Here, a rustic decor with seating for 50, is a laid-back experience that sets the pace for casual, country kitchen dining in an intimate atmosphere. A perfect evening for casual dining or for celebrating a special occasion.

Me? I’m a Sicilian gal (with a Neopolitan “heart” as my dad used to say), so everything Italian I love. But Northern Italian takes eating to a new level. Why? Italian food fans and food travel aficionados are constantly debating the hotly contested battle of Northern Italian food vs Southern Italian food.

Some food lovers speak poetically about the fresh flavors and the amazing dried pasta of the south. Then there are the Italophiles that only want to eat the rich flavors and the legendary products of the North. (balsamic vinegar, Parmigiano Reggiano and it is followed up by the Proscuitto di Parma which is the envy of the culinary world.) Northern Italy is also known for being the home of the most expensive white truffles, several varieties of risotto rice, and is home to Piedmontese cattle, one of the most prized in the world.

With its cooler climate and fertile soil Northern Italy is perfect for raising cattle and other livestock. When you have cows, you get dairy products like butter and cheeses like “Taleggio”  (a semisoft, washed-rind, smear-ripened Italian cheese that has a thin crust and a strong aroma, but its flavor is comparatively mild with an unusual fruity tang). Northern Italy is also a food region renowned for its freshly made pasta that is mostly made by hand. At La Violetta, the large, picturesque kitchen allows customers to see a chef painstakingly kneading and shaping dough into multiple varieties of home made pasta. No pasta at La Violetta is store bought. It’s sacriligious to even think of that option.

So let’s talk food at La Violetta. On this night I dined with my dearest friends, Larry & Denise Kaplan. He – a nice Jewish boy from New York who loves great, Italian restaurants. She, a nice Italian girl who can cook a mean meat sauce from scratch, but would rather go out with her husband to experience fine dining because (like me), she appreciates a good “food orgasm” that can’t be achieved in a conventional home kitchen.
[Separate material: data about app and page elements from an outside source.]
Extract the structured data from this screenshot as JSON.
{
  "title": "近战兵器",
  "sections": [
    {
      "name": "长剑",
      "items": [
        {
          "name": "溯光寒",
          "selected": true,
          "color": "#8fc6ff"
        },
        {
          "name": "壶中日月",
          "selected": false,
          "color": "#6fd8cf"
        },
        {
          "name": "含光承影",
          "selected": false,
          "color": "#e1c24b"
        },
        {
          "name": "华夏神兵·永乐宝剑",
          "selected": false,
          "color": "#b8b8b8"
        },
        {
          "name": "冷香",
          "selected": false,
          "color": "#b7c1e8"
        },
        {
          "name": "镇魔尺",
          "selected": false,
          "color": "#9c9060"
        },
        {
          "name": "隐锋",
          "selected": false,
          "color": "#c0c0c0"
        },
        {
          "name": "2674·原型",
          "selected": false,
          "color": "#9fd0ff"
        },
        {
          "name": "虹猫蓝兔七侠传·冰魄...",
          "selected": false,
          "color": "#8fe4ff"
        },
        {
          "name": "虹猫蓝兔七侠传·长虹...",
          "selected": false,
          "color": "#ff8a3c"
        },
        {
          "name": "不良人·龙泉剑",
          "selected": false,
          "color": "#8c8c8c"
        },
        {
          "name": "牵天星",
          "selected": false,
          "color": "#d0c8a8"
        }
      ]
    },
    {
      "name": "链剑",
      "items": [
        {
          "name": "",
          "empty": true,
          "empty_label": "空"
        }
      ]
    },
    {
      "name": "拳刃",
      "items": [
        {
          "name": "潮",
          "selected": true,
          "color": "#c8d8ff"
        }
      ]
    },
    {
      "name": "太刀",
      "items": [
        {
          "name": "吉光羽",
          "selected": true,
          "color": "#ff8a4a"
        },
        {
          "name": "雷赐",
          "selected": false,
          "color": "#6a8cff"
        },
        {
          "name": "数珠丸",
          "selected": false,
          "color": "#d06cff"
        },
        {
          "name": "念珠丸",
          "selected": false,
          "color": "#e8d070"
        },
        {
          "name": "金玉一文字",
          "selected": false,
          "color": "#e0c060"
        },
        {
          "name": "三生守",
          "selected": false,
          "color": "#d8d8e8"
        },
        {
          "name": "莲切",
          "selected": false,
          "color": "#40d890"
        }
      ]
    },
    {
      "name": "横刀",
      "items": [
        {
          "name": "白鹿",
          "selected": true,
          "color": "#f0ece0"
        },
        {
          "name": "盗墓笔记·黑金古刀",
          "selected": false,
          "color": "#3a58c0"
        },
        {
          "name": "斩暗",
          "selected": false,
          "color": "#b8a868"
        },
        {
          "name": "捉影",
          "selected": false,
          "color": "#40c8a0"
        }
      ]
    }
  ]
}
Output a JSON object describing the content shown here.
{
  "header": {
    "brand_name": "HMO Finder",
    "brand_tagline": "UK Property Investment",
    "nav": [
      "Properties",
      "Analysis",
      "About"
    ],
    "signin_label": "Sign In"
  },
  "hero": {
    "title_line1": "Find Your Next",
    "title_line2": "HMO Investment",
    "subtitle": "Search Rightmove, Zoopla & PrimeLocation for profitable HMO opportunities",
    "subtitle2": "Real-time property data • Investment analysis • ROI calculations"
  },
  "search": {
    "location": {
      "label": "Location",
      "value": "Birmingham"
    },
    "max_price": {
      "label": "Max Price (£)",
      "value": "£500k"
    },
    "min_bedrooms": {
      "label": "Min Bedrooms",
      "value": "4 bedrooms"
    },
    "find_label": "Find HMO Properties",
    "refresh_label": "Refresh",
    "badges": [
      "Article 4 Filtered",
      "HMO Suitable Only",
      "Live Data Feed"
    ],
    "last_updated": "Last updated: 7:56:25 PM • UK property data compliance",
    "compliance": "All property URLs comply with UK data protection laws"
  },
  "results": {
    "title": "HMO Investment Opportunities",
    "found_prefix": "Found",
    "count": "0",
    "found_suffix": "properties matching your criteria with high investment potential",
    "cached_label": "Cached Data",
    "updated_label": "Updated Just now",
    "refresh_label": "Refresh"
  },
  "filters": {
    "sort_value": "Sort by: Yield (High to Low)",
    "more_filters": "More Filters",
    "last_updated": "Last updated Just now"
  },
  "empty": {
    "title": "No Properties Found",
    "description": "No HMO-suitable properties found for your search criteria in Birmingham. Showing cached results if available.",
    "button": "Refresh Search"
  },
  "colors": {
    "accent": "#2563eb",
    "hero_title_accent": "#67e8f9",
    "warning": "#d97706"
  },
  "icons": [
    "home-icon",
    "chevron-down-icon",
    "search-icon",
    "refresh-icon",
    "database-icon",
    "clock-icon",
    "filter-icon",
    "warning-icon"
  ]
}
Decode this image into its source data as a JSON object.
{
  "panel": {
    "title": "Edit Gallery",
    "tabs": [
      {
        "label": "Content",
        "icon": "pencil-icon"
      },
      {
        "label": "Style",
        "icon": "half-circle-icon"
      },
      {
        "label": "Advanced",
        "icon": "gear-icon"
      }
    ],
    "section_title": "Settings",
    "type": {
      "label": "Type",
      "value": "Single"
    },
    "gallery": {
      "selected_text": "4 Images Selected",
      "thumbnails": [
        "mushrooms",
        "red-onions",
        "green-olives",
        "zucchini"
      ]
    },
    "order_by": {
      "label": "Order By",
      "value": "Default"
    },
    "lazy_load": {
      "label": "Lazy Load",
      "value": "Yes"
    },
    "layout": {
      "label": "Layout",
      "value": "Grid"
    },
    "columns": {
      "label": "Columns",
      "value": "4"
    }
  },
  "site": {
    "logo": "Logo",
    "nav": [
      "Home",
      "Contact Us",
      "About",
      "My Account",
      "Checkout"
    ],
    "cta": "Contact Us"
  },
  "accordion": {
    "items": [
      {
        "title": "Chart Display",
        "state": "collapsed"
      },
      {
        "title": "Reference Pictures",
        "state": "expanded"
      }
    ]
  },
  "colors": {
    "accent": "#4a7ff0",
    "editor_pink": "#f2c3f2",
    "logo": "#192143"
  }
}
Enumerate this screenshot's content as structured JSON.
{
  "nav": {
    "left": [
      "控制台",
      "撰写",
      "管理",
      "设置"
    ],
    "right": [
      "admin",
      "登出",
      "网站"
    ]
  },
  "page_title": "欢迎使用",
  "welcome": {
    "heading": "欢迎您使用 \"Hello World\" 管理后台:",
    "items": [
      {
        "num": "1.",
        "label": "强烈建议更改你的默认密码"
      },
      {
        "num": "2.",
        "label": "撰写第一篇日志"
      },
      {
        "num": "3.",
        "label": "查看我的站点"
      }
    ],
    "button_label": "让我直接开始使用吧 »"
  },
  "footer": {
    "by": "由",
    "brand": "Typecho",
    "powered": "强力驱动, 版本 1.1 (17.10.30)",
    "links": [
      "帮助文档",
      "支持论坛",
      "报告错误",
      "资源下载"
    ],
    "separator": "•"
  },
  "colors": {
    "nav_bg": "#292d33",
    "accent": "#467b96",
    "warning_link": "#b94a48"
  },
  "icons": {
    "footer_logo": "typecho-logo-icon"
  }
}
On this night we ate:

Bronzino, fresh whole fish prepared “Sous Vide” style (a cooking technique and the term translates to “under vacuum.” The food is vacuum-sealed in a cooking pouch and heated at a precise temperature in a water bath. Instead of relying on perfect timing, sous vide relies on precise temperature control). This dish was prepared with virgin olive oil, garlic and roasted vegetables. ($39.90)

Rosa di Parma: Grilled beef tenderloin with prosciutto di Parma and parmigiana cheese, with roasted potatoes. ($44.90)

Rack of Lamb, carmelized cherry tomatoes, olives and roasted potatoes ($44.90).

​La Violetta Menu

Pair any of the meals with a good vino (of which they have many fine varieties) and you’ll be returning many more times to La Violetta. Emilio says “many of our friends and customers love to practice ‘fare la scarpetta,’ ” – an Italian expression meaning to bend your bread into a little shoe and use it to mop up the last of the sauce in a dish.”  This implies that everything on the menu is good to the last drop.

Ain’t that the truth?